VOICE-OVER: Stephan Pyles' comeback effort is an enormous success. There's so much to experience. Only the caste system that governs reservations detracts. Seats are always reserved for those considered VIPs. Others have to call ahead. Way ahead. But walk-ins can usually find a seat at the communal table or the tapas-ceviche bar, perhaps with a minor wait. Except on weekends, persistent or demanding diners might even wangle a table.
On several visits, pizzas showed the only serious flaws. One was cold. Flavor and ingredient combinations on the other just didn't meet the astronomical standards set by everything else.

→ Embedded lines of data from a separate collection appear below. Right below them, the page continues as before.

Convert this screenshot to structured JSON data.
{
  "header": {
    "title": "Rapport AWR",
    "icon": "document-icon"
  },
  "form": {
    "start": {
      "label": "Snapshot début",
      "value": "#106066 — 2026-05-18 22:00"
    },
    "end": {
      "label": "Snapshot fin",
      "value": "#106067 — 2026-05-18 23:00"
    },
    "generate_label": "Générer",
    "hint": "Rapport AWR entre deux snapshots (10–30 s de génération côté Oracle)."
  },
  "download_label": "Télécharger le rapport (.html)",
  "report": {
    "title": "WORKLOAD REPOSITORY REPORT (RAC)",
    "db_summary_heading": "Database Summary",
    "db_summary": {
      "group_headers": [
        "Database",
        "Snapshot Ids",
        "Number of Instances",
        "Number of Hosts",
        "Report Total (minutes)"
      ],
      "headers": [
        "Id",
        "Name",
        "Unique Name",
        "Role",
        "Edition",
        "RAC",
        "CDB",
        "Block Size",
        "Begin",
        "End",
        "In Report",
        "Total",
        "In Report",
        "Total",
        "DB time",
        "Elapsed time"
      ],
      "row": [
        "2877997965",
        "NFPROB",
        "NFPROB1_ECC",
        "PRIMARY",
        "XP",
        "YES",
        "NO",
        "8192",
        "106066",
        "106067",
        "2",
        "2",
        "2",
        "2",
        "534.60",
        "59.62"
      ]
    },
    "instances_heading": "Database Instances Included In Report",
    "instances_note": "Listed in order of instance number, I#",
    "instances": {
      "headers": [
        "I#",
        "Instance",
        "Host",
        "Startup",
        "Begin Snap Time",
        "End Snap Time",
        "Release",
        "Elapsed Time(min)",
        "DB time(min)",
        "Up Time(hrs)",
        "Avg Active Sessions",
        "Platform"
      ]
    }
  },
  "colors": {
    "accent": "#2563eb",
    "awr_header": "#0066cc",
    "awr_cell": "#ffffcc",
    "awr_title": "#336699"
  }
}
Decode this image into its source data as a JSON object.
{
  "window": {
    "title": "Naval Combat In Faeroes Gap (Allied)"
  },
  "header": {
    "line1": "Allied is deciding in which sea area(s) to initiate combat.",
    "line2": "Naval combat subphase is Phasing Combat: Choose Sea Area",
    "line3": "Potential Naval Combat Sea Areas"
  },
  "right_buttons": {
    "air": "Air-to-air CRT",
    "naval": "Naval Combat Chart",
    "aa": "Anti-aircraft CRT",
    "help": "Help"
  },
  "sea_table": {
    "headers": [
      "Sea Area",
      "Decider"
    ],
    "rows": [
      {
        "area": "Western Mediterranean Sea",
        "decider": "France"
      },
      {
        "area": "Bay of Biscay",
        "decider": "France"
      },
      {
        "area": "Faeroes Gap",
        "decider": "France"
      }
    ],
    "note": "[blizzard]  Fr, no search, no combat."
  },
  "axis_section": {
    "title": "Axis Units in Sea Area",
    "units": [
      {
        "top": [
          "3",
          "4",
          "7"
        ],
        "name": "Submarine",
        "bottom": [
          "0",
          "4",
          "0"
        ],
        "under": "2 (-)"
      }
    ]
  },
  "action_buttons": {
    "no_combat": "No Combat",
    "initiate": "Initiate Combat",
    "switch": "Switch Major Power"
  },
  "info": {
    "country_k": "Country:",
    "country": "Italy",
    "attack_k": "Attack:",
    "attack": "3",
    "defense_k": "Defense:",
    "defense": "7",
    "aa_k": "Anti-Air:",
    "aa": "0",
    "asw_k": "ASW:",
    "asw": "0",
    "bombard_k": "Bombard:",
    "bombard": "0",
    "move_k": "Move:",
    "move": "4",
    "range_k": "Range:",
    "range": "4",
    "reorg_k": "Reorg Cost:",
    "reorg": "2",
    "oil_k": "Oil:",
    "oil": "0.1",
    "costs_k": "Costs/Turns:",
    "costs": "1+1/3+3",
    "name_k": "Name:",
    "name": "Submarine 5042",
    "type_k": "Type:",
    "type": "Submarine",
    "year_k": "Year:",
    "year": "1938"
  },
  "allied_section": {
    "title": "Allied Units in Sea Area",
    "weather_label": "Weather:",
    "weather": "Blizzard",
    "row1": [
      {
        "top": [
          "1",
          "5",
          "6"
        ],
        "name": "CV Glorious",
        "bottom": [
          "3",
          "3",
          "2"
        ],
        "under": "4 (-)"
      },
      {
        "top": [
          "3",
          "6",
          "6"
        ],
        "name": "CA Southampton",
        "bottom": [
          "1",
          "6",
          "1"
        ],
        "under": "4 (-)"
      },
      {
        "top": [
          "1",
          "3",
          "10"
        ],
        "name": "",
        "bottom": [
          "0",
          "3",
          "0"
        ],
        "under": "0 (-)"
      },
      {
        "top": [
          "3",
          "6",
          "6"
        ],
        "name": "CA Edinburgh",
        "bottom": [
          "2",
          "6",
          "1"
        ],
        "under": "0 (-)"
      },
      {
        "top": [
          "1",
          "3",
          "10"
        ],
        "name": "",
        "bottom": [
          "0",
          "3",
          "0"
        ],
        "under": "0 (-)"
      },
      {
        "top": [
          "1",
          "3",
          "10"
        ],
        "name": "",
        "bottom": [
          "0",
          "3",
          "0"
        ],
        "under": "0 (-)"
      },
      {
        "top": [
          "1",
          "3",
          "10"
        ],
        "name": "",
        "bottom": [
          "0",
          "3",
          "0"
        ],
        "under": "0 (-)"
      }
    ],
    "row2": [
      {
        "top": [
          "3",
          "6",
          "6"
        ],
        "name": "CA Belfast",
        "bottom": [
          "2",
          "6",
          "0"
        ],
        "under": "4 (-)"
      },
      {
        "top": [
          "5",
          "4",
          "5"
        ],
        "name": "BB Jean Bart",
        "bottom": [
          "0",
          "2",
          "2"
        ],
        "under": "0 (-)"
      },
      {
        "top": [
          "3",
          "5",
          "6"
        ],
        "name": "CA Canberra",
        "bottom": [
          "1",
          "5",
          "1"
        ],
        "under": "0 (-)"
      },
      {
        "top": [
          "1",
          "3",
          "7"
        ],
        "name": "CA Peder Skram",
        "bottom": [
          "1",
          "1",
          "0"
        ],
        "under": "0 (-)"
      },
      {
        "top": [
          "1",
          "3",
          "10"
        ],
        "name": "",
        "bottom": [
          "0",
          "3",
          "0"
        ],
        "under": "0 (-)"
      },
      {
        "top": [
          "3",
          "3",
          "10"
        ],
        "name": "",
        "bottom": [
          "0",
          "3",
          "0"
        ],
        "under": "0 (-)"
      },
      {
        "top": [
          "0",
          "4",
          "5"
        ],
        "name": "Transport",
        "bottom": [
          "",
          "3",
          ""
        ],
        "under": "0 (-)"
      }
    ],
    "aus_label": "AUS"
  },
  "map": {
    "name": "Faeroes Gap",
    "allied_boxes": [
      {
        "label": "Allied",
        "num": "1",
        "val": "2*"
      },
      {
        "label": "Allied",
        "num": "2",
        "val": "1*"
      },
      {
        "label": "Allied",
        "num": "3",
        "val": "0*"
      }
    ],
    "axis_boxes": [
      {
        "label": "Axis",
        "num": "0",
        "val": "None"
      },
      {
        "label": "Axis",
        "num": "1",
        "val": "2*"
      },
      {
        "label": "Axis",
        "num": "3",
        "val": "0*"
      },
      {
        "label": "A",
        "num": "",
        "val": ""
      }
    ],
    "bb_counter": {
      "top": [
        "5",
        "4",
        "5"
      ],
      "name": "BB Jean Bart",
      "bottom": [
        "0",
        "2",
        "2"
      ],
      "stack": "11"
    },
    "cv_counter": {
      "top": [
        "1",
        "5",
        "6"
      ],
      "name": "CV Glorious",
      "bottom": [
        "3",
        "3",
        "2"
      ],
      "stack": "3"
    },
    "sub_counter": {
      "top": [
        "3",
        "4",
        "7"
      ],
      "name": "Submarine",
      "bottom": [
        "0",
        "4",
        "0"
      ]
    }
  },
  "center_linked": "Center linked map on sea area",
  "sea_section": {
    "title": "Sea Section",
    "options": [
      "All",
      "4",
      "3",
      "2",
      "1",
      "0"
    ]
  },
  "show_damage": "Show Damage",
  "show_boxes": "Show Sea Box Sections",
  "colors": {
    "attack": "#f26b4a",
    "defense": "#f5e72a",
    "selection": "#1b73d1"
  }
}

Known for his cookbooks and television work as well as hands-on cooking ability, Mr.Pyles is a gastronomic Renaissance man. His years of foodie tourism are reflected all through the menu, along with his astonishing ability to combine exotic flavors and ingredients. He breaks new ground while keeping many of the dishes that have brought him fame. Mr. Pyles has mounted a tour de force encore performance.
FADE OUT: The End
Stephan Pyles (5 stars)
Food: 5 stars
Service: 4 stars
Atmosphere: 5 stars
Price: $$-$$$$ (dinner entrees $24 to $36, tapas and ceviches $6 to $19, desserts $4 to $16)
Address: 1807 Ross Ave., Suite 200 (between Akard and St. Paul)
Hours: Monday-Friday 11:30 a.m. to 2:30 p.m.; Monday-Thursday 5 p.m. (tapas) or 6 p.m. (full service) to 11 p.m.; Friday-Saturday 5 p.m. to 1 a.m. (tapas), 6 p.m. to midnight (full service)
Credit cards: AE, D, DC, MC, V
Wheelchair accessible: Yes
Smoking area: Terrace only